I saw the buck bound straight away from me and then he was gone. I still had the mental picture of his high, dark brown antlers. The range was about 125 yards. How could I have missed? Maybe I jerked the, the shot had felt good.

I crossed the meadow, rifle ready, and entered a little clearing. No sign of a hit. I continued north the way the buck had run and there he was—lying dead in a small park. He was bigger than he appeared in the scope with five points on one side, three on the other.

After emptying the chamber, I laid my .338 magnum over a log, slipped off my pack and took out my camera. I unsheathed my knife and belt saw, finally my .22 revolver. My partners, Tom and Al, who were hunting to the north, probably had heard my shot and as was our pre-arranged plan, I fired six shots from the .22 in rapid succession—the signal for a kill.

We had agreed that since it was late in the day we would assist one another in getting an elk or deer field dressed, quartered and propped up off the ground so the meat would cool.

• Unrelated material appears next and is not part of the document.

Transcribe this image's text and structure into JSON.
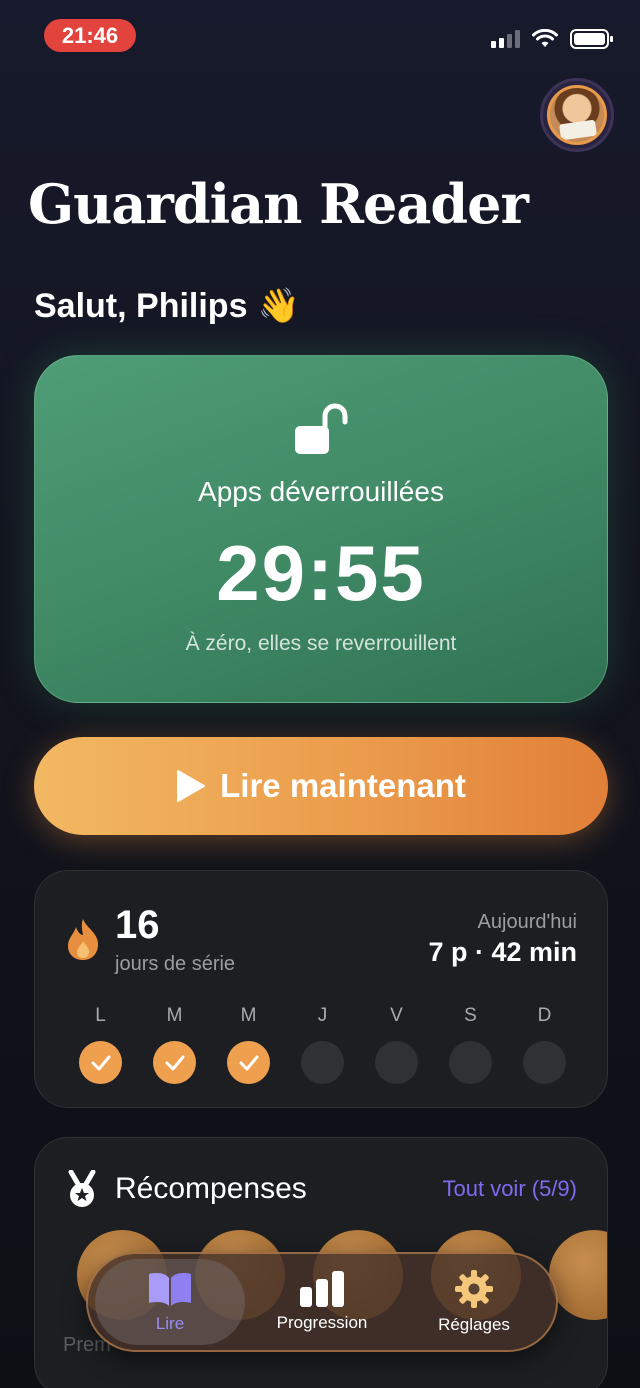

Some time later I heard a shout from the timber. I answered, and soon Al and Tom walked into view.

"What'd you get, Kuntz?" Al asked.

"Pretty good mule deer buck."

"What? A deer? You chased us all the way over here just for a deer?" he said in mock anger.

"Take a look at him," I suggested.

"He's not a bad buck," Al admitted.

"Pretty good deer,' Tom added.

"I think I'm going to have the head mounted," I said.

Tom shrugged and looked at Al. Al shrugged and looked at Tom.

"OK, wise guys. Neither of you probably ever shot anything bigger than a forkhorn and now you're looking down your noses at my deer."

"We're not knocking your deer," Al explained. "A trophy is in the eye of the beholder."

When I picked up a stick to throw at them, they both burst into laughter.

I dressed out the buck, Tom helped me cape it, then I carried out the antlers and cape. The next day Tom and I trailed in the horses, packed the carcass on one horse and took turns riding the other one the three or four miles back to the horse trailer and truck.

This happened in the Winegar Hole Wilderness of northwest Wyoming in September 1981. I shot that buck on the 6th day of that month, long before the rut. It was one of the best mule deer I ever have eaten. And the mounted head still is on my wall 36 years later.